High levels of zinc in nursery pig diets can affect bone growth and development, a University of Wisconsin-Madison study has shown.

Nursery pigs fed 3,000 parts per million of zinc from zinc oxide for four weeks had two to three times the normal level of zinc in their bones, according to Tom Crenshaw, an animal scientist at the UW-Madison”s College of Agricultural and Life Sciences.

“The data suggest a slight but immediate effect on bone mineral deposition and bone strength,” Crenshaw says. “We don”t know what the long-term consequences will be.” An experiment now underway at the CALS Swine Research Center should reveal whether high zinc levels in bone are linked to increased lameness and bone breakage in market hogs, he says.

Over the last three years, a number of pork producers and processors have called Crenshaw, reporting spontaneous fractures in hogs and bones breaking after slaughter. All nutrients seemed to be in the normal range in the affected animals” diets, Crenshaw found.

Zinc came to mind as a culprit because of the way trace minerals interact during bone development, he says. While zinc is now a common supplement in nursery pig diets, there”s some evidence that zinc at 3,000 parts per million approaches toxicity. The skeleton may act as a reservoir, absorbing excess zinc to protect the animal from toxic zinc compounds that might be absorbed into the body. Once zinc is absorbed into bone it stays there; the animal”s body has a hard time mobilizing it out.

In the current trial at the Swine Research Center, Crenshaw hopes to find out whether high levels of zinc in young pigs” bones affect bone growth and development as the animal grows. If so, the negative consequences – broken bones and lameness – might show up in market-weight animals and breeding stock.

Zinc is often supplemented in swine nursery diets because it helps to maintain growth rates and performance. Low levels of antibiotics in animal feeds also improve animal performance and growth rates. However, this “subtherapeutic” antibiotic feeding raises concerns about the development of antibiotic-resistant bacteria that pose human health problems. As routine antibiotic feeding comes under increasing scrutiny, the industry has begun looking for non-antibiotic feed additives that will maintain growth rate and performance. Additions of 3,000 parts per million of zinc is one approach being used.

Crenshaw notes that the livestock industry is also under pressure to reduce phosphorus and calcium in animal manure, which means reducing levels of these elements in livestock diets. Lower phosphorus and calcium levels in diets, plus extra zinc, may be combining to produce weak-boned animals, he says. Low levels of phosphorus and calcium may increase the toxicity of zinc in the animal.
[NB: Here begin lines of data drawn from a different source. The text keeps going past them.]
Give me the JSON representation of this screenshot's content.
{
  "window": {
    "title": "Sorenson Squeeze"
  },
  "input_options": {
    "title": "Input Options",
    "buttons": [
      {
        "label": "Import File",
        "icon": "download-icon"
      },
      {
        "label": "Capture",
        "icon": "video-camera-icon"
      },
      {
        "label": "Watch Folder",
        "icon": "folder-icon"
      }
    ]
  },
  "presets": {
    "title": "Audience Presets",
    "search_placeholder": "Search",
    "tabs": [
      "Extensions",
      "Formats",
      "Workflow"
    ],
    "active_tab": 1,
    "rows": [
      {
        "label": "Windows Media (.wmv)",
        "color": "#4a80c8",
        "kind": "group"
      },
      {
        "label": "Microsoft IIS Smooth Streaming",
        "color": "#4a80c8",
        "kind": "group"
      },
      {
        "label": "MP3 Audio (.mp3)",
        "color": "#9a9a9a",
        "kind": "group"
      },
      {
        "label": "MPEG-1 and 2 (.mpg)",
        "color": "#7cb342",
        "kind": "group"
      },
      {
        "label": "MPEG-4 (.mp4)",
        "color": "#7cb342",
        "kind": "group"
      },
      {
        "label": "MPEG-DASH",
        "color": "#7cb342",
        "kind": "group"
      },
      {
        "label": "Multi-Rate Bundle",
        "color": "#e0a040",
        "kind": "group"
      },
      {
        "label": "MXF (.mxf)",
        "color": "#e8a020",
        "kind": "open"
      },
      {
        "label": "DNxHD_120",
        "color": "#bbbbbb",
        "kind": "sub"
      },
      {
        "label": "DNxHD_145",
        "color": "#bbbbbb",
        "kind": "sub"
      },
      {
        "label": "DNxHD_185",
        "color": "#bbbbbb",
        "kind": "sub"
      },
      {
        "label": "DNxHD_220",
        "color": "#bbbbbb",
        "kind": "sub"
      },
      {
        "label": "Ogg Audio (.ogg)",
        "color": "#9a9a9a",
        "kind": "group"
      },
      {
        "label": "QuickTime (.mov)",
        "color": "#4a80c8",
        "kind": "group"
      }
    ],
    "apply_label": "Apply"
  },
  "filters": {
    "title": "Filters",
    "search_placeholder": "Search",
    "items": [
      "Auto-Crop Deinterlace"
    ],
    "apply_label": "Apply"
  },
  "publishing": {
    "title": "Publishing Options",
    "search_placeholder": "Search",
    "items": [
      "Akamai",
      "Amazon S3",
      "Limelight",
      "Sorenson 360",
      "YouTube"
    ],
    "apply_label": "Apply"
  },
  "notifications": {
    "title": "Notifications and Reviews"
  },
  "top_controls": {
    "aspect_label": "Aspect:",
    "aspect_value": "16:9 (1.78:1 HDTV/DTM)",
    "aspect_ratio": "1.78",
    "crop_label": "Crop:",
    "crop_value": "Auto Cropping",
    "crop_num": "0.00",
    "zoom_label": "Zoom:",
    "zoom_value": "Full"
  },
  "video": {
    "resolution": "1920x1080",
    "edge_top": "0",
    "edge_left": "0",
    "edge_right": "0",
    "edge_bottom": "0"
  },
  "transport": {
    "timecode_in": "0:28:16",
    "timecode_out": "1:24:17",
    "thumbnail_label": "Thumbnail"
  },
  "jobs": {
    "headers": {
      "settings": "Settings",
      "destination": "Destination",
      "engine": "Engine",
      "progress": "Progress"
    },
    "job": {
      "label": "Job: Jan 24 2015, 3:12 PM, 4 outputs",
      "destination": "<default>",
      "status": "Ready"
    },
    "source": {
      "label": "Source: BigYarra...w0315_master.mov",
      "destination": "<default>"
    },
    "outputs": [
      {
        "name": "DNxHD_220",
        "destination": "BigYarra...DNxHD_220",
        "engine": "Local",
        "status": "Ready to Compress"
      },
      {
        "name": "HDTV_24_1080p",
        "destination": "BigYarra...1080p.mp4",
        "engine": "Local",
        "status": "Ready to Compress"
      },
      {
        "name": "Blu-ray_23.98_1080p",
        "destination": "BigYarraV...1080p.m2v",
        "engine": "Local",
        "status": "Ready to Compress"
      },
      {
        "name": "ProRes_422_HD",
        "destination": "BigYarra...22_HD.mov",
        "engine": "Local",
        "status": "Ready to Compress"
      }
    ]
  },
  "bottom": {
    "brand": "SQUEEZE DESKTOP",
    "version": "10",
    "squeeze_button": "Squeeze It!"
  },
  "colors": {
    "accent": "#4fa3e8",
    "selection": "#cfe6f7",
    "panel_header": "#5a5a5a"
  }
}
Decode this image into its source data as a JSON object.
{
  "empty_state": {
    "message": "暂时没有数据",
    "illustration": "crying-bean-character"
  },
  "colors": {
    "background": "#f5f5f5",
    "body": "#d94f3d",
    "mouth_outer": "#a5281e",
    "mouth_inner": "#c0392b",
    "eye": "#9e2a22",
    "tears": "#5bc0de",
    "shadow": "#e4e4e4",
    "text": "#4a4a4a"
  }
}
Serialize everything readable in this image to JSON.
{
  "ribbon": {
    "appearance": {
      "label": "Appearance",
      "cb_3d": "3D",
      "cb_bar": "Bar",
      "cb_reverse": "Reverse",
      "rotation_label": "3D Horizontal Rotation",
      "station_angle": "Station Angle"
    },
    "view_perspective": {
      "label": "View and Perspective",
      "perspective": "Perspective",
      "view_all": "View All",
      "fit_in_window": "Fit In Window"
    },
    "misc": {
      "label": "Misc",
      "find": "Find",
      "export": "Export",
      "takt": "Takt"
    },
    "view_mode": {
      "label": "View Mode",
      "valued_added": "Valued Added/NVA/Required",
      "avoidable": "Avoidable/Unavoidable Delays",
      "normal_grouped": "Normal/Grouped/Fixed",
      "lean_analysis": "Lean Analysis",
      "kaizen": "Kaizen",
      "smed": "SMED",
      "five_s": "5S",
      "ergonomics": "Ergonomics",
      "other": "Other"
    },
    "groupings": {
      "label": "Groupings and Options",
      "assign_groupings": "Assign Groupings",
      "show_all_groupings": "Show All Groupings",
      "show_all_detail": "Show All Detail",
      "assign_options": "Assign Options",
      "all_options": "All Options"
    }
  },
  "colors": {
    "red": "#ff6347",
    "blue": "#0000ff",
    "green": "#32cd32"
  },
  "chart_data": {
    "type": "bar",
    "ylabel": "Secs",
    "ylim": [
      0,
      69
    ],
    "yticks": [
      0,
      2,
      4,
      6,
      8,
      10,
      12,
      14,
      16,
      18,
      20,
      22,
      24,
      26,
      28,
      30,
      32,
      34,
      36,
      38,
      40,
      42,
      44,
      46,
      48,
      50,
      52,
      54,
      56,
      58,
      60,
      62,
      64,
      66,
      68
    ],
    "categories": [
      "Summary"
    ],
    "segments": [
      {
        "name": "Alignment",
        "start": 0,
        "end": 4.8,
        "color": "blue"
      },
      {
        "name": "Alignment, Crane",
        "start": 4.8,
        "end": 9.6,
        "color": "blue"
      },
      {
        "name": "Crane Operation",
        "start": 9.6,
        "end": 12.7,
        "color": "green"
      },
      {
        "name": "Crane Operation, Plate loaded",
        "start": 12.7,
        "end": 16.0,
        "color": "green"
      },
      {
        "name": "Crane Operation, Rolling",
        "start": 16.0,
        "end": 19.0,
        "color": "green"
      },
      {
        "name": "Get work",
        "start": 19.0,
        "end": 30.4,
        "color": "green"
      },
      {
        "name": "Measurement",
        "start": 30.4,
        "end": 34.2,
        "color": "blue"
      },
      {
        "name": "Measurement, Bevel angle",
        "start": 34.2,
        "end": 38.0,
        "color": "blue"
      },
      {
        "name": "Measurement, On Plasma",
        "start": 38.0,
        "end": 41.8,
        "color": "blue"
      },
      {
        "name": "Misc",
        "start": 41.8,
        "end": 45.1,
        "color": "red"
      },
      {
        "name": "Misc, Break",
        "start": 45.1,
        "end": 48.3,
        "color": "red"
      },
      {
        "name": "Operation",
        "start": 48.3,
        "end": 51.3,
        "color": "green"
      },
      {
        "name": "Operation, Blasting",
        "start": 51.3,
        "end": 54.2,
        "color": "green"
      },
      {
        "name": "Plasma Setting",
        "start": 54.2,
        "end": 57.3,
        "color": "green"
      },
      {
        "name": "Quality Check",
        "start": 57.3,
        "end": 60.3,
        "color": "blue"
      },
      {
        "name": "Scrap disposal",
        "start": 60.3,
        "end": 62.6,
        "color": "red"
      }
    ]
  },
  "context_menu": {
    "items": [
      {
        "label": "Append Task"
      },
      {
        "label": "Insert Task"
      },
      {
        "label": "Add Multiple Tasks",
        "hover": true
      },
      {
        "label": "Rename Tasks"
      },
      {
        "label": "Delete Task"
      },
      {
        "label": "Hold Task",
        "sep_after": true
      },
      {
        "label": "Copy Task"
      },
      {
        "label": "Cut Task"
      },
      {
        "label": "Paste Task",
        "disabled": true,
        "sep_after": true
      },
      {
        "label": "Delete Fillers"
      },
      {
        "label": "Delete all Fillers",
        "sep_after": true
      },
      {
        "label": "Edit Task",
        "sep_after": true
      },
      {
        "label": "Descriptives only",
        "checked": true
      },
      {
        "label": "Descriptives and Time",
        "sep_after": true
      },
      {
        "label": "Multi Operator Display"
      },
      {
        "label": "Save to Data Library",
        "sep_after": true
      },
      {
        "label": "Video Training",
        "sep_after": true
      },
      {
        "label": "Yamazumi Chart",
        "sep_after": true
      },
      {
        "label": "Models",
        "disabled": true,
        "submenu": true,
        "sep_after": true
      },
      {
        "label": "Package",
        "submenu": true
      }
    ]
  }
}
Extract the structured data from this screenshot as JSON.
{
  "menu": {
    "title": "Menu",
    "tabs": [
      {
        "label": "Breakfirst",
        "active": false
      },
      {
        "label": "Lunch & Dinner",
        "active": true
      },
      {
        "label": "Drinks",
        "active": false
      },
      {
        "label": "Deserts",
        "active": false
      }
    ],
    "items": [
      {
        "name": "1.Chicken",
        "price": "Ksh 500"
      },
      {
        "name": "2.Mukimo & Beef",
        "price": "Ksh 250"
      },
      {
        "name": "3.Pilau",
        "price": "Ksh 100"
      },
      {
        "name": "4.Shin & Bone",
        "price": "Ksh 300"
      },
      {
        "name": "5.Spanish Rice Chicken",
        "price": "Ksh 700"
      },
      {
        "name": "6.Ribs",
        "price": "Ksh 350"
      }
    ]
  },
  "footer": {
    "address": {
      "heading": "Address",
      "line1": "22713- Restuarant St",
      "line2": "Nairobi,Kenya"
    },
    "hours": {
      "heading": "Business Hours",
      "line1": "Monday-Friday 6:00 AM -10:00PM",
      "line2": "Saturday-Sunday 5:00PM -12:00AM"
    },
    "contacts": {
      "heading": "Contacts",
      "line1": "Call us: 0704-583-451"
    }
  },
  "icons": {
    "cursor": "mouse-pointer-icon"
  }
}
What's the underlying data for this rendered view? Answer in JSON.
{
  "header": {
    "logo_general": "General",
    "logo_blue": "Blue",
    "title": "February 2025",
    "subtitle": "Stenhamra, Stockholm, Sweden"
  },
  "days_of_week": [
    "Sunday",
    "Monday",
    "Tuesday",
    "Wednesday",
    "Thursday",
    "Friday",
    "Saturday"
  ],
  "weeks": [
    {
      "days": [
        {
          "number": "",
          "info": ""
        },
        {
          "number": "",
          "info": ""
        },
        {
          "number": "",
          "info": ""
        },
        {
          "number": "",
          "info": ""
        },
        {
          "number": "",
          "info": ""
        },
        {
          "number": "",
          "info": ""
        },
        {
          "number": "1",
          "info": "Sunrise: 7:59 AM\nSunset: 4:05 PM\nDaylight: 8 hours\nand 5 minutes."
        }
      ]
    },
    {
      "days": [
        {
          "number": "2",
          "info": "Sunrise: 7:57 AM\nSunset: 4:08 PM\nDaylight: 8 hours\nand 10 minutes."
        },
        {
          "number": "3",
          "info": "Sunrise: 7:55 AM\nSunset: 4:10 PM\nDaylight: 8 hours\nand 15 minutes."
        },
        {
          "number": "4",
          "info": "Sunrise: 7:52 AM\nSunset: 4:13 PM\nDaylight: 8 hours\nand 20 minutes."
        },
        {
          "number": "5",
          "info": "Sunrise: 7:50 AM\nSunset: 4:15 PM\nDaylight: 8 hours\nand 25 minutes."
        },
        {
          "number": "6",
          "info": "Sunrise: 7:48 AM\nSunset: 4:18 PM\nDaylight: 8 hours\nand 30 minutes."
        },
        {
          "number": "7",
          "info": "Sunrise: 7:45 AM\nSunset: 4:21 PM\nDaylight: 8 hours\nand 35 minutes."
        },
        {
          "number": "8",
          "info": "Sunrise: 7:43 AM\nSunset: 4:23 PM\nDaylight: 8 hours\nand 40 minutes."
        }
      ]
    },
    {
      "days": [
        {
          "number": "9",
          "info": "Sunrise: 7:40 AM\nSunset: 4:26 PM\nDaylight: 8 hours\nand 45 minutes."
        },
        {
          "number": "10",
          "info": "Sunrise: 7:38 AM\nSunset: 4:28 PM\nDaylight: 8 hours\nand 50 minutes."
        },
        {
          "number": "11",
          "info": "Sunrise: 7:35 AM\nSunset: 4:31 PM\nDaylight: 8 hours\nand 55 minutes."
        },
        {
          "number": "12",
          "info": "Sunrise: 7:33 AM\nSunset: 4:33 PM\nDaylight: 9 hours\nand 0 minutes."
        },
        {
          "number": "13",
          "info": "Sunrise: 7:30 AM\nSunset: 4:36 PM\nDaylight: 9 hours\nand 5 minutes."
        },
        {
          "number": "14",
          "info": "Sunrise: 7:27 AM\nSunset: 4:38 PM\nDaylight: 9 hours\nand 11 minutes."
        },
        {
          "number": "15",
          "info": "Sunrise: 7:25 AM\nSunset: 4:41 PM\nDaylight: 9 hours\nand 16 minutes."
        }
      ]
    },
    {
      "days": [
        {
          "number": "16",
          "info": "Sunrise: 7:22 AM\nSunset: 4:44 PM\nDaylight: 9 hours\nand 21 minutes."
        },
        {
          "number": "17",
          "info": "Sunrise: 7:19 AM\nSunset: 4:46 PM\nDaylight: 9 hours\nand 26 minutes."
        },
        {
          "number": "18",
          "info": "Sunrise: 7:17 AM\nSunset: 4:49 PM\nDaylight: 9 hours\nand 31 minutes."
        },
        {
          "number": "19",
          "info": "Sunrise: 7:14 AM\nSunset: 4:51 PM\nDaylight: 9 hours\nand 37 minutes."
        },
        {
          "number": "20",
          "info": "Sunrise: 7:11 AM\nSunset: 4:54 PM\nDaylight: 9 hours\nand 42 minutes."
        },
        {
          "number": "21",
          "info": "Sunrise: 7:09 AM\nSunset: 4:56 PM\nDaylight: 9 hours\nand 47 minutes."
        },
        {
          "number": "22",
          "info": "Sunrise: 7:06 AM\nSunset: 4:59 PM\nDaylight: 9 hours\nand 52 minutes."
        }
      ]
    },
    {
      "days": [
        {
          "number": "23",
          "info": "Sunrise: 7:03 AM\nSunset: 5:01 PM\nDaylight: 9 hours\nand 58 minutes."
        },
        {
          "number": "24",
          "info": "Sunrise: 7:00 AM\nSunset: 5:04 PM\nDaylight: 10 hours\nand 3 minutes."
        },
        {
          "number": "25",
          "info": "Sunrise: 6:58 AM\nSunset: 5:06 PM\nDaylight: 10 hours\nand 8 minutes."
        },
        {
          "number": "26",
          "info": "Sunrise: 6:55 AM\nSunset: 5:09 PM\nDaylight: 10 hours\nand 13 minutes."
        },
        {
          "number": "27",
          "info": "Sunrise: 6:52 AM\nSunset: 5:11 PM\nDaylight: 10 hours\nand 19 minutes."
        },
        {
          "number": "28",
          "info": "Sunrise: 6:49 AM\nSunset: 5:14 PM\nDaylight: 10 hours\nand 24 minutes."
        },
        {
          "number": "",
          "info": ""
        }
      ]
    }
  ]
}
Crenshaw is also part of a North-Central Region study looking at another form of zinc that might maintain animal performance without affecting bone development. Other feeding and management strategies are also being looked at to maintain performance without using trace elements or antibiotics, he says.

This research was supported by PIC, USA of Franklin, Kentucky and state funding to the UW-Madison College of Agricultural and Life Sciences. Crenshaw discussed these findings at the 1999 national meeting of the American Society of Animal Science in Indianapolis.